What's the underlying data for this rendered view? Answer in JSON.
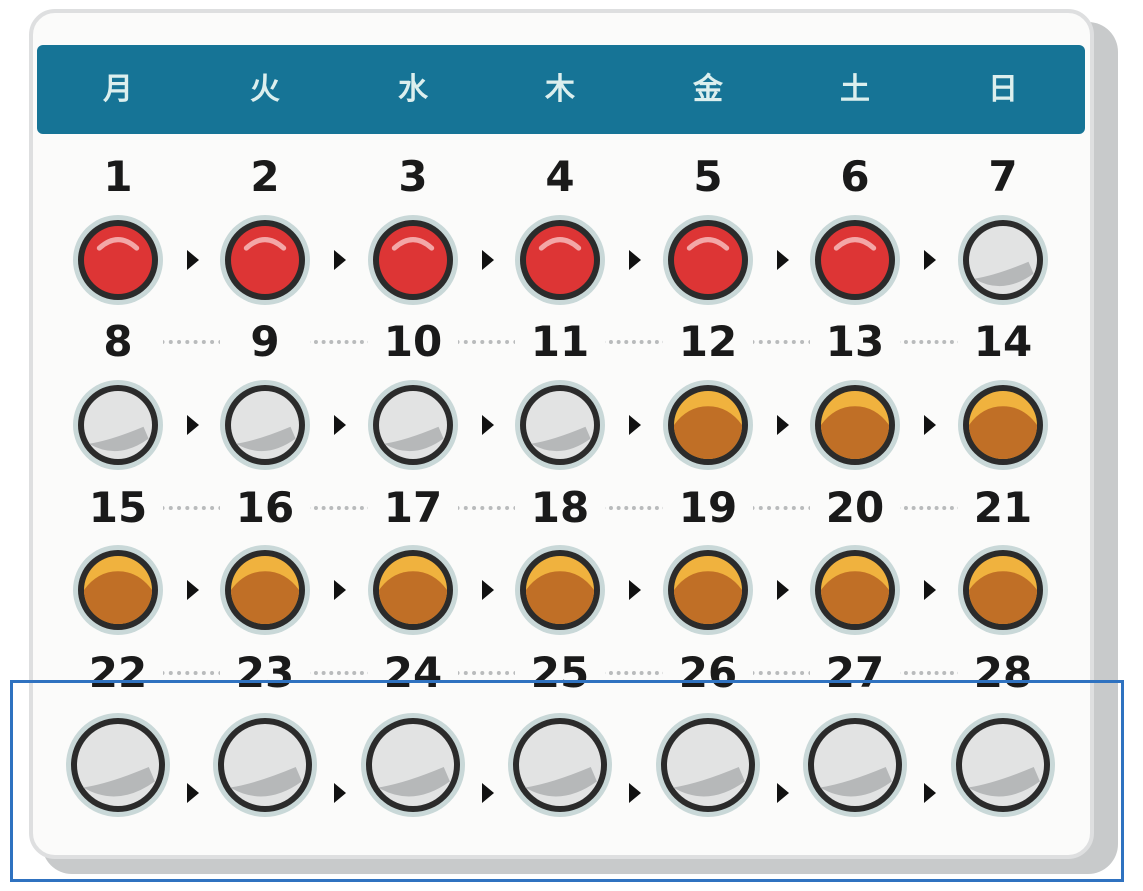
{
  "weekdays": [
    "月",
    "火",
    "水",
    "木",
    "金",
    "土",
    "日"
  ],
  "weeks": [
    {
      "days": [
        1,
        2,
        3,
        4,
        5,
        6,
        7
      ],
      "states": [
        "red",
        "red",
        "red",
        "red",
        "red",
        "red",
        "empty"
      ]
    },
    {
      "days": [
        8,
        9,
        10,
        11,
        12,
        13,
        14
      ],
      "states": [
        "empty",
        "empty",
        "empty",
        "empty",
        "orange",
        "orange",
        "orange"
      ]
    },
    {
      "days": [
        15,
        16,
        17,
        18,
        19,
        20,
        21
      ],
      "states": [
        "orange",
        "orange",
        "orange",
        "orange",
        "orange",
        "orange",
        "orange"
      ]
    },
    {
      "days": [
        22,
        23,
        24,
        25,
        26,
        27,
        28
      ],
      "states": [
        "empty",
        "empty",
        "empty",
        "empty",
        "empty",
        "empty",
        "empty"
      ]
    }
  ],
  "colors": {
    "header": "#167496",
    "red": "#dd3535",
    "orange_top": "#f0b23e",
    "orange_bottom": "#c06f26",
    "empty": "#e2e3e3",
    "selection": "#2f72c0"
  },
  "selected_week_index": 3
}
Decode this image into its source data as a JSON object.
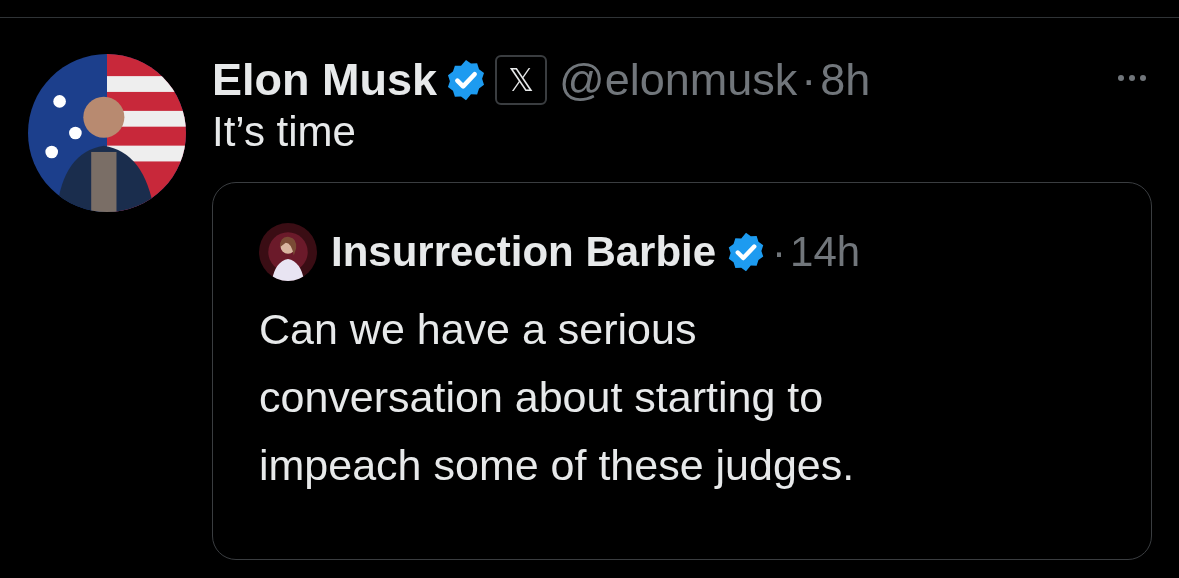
{
  "post": {
    "author": {
      "name": "Elon Musk",
      "verified": true,
      "affiliate_badge": "𝕏",
      "handle": "@elonmusk",
      "separator": "·",
      "time": "8h"
    },
    "more_icon": true,
    "text": "It’s time",
    "quote": {
      "author": {
        "name": "Insurrection Barbie",
        "verified": true,
        "separator": "·",
        "time": "14h"
      },
      "text": "Can we have a serious conversation about starting to impeach some of these judges."
    }
  }
}
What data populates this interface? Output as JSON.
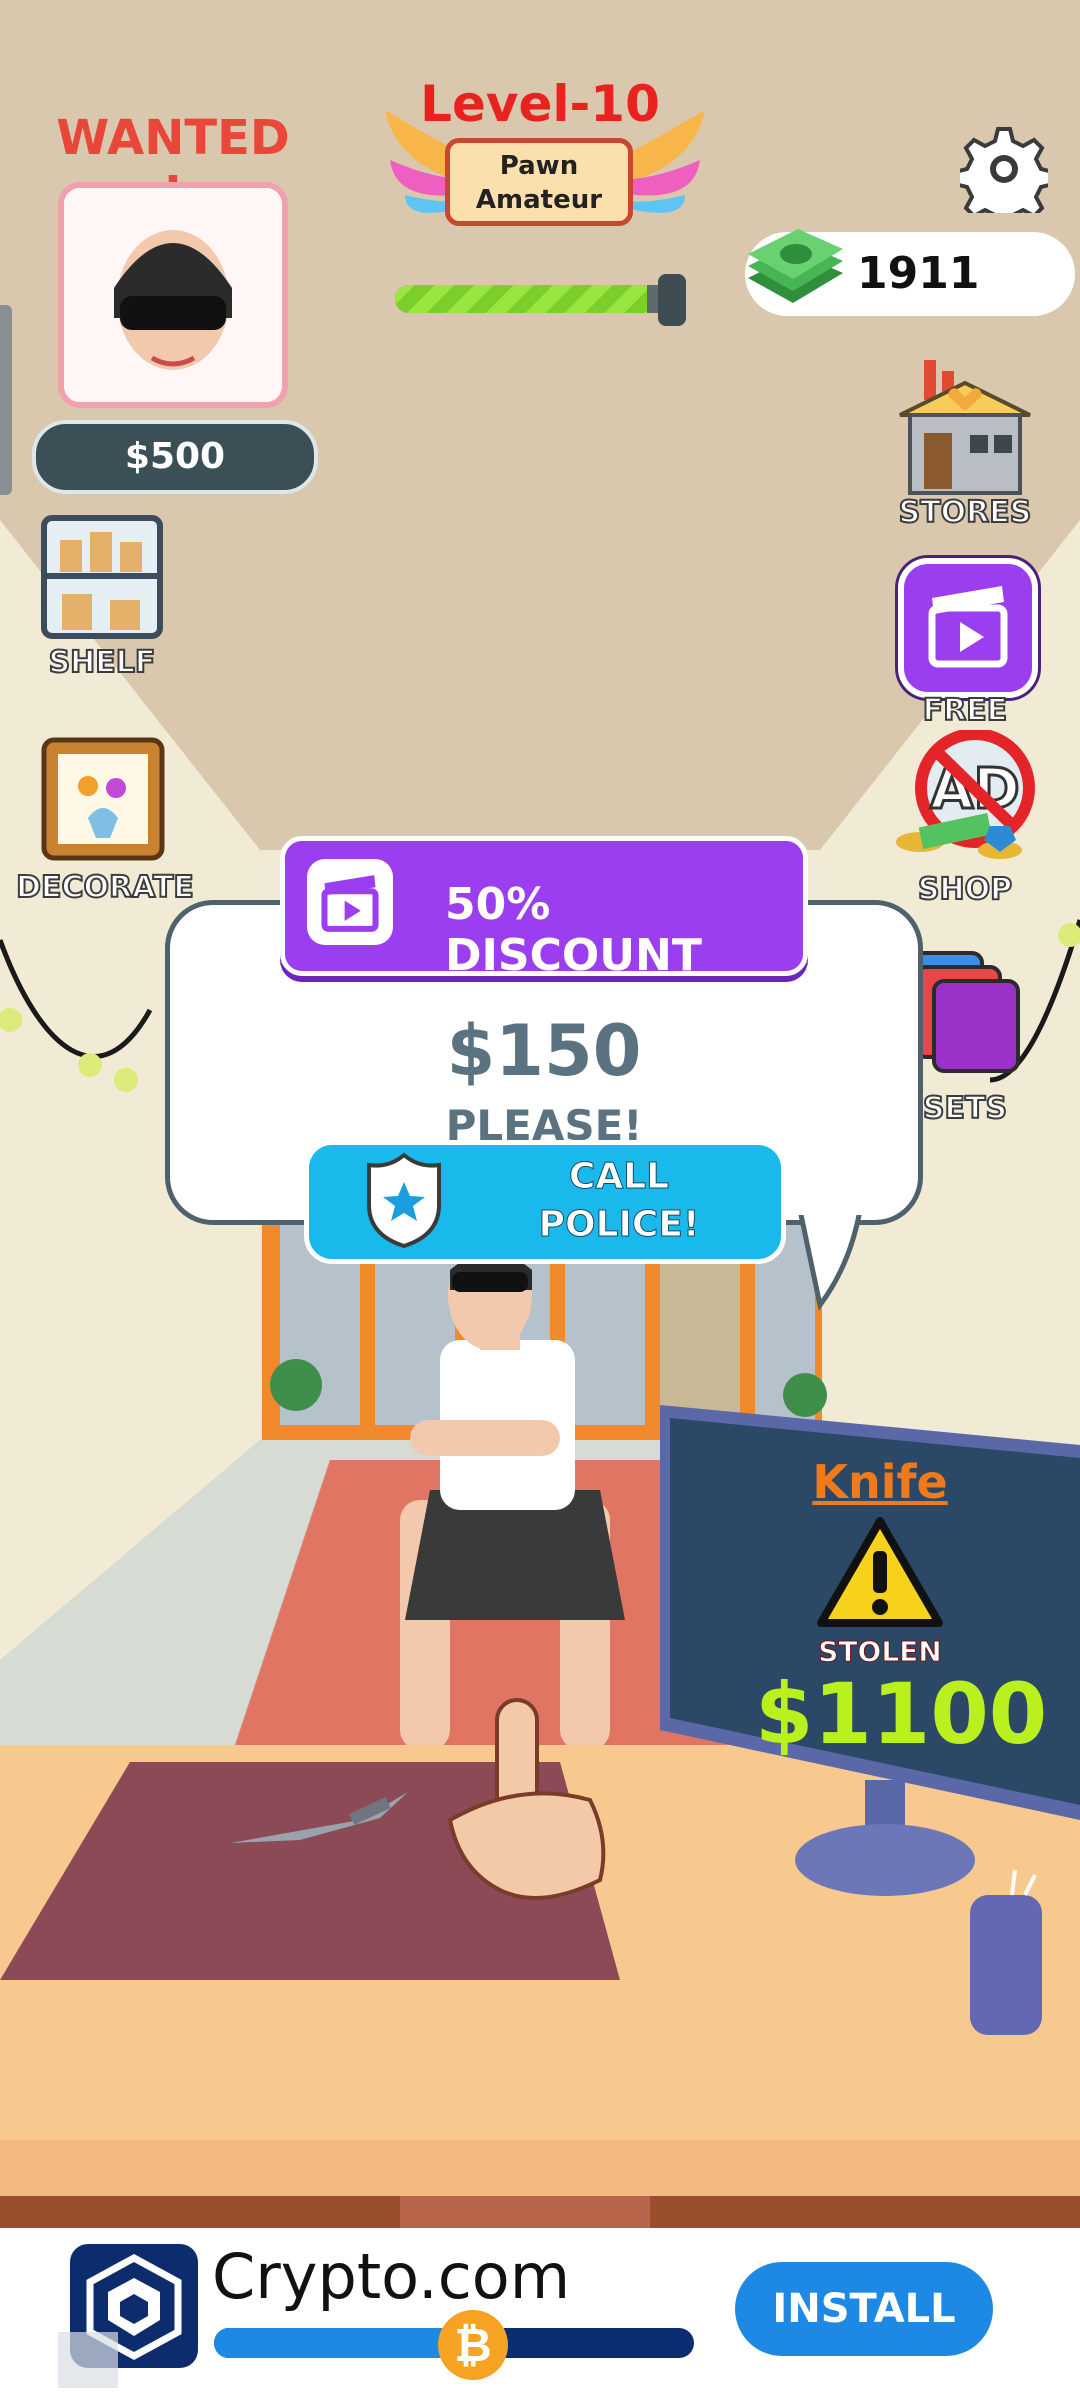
{
  "hud": {
    "wanted_label": "WANTED !",
    "bounty": "$500",
    "level_title": "Level-10",
    "rank_line1": "Pawn",
    "rank_line2": "Amateur",
    "level_progress": 0.9,
    "cash": "1911"
  },
  "left_menu": [
    {
      "label": "SHELF",
      "icon": "shelf-icon"
    },
    {
      "label": "DECORATE",
      "icon": "picture-frame-icon"
    }
  ],
  "right_menu": [
    {
      "label": "STORES",
      "icon": "store-icon"
    },
    {
      "label": "FREE",
      "icon": "video-clapper-icon"
    },
    {
      "label": "SHOP",
      "icon": "no-ads-icon"
    },
    {
      "label": "SETS",
      "icon": "stacked-cards-icon"
    }
  ],
  "dialog": {
    "discount_label": "50% DISCOUNT",
    "price": "$150",
    "please": "PLEASE!",
    "police_line1": "CALL",
    "police_line2": "POLICE!"
  },
  "monitor": {
    "item_name": "Knife",
    "status": "STOLEN",
    "value": "$1100"
  },
  "ad": {
    "brand": "Crypto.com",
    "install_label": "INSTALL",
    "accent": "#1e88e5"
  }
}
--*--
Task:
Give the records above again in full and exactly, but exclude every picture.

Answer:
What's the underlying data for this rendered view? Answer in JSON.
{
  "weekdays": [
    "月",
    "火",
    "水",
    "木",
    "金",
    "土",
    "日"
  ],
  "weeks": [
    {
      "days": [
        1,
        2,
        3,
        4,
        5,
        6,
        7
      ],
      "states": [
        "red",
        "red",
        "red",
        "red",
        "red",
        "red",
        "empty"
      ]
    },
    {
      "days": [
        8,
        9,
        10,
        11,
        12,
        13,
        14
      ],
      "states": [
        "empty",
        "empty",
        "empty",
        "empty",
        "orange",
        "orange",
        "orange"
      ]
    },
    {
      "days": [
        15,
        16,
        17,
        18,
        19,
        20,
        21
      ],
      "states": [
        "orange",
        "orange",
        "orange",
        "orange",
        "orange",
        "orange",
        "orange"
      ]
    },
    {
      "days": [
        22,
        23,
        24,
        25,
        26,
        27,
        28
      ],
      "states": [
        "empty",
        "empty",
        "empty",
        "empty",
        "empty",
        "empty",
        "empty"
      ]
    }
  ],
  "colors": {
    "header": "#167496",
    "red": "#dd3535",
    "orange_top": "#f0b23e",
    "orange_bottom": "#c06f26",
    "empty": "#e2e3e3",
    "selection": "#2f72c0"
  },
  "selected_week_index": 3
}
Decode this image into its source data as a JSON object.
{
  "post": {
    "author": {
      "name": "Elon Musk",
      "verified": true,
      "affiliate_badge": "𝕏",
      "handle": "@elonmusk",
      "separator": "·",
      "time": "8h"
    },
    "more_icon": true,
    "text": "It’s time",
    "quote": {
      "author": {
        "name": "Insurrection Barbie",
        "verified": true,
        "separator": "·",
        "time": "14h"
      },
      "text": "Can we have a serious conversation about starting to impeach some of these judges."
    }
  }
}
What data populates this interface? Output as JSON.
{
  "hud": {
    "wanted_label": "WANTED !",
    "bounty": "$500",
    "level_title": "Level-10",
    "rank_line1": "Pawn",
    "rank_line2": "Amateur",
    "level_progress": 0.9,
    "cash": "1911"
  },
  "left_menu": [
    {
      "label": "SHELF",
      "icon": "shelf-icon"
    },
    {
      "label": "DECORATE",
      "icon": "picture-frame-icon"
    }
  ],
  "right_menu": [
    {
      "label": "STORES",
      "icon": "store-icon"
    },
    {
      "label": "FREE",
      "icon": "video-clapper-icon"
    },
    {
      "label": "SHOP",
      "icon": "no-ads-icon"
    },
    {
      "label": "SETS",
      "icon": "stacked-cards-icon"
    }
  ],
  "dialog": {
    "discount_label": "50% DISCOUNT",
    "price": "$150",
    "please": "PLEASE!",
    "police_line1": "CALL",
    "police_line2": "POLICE!"
  },
  "monitor": {
    "item_name": "Knife",
    "status": "STOLEN",
    "value": "$1100"
  },
  "ad": {
    "brand": "Crypto.com",
    "install_label": "INSTALL",
    "accent": "#1e88e5"
  }
}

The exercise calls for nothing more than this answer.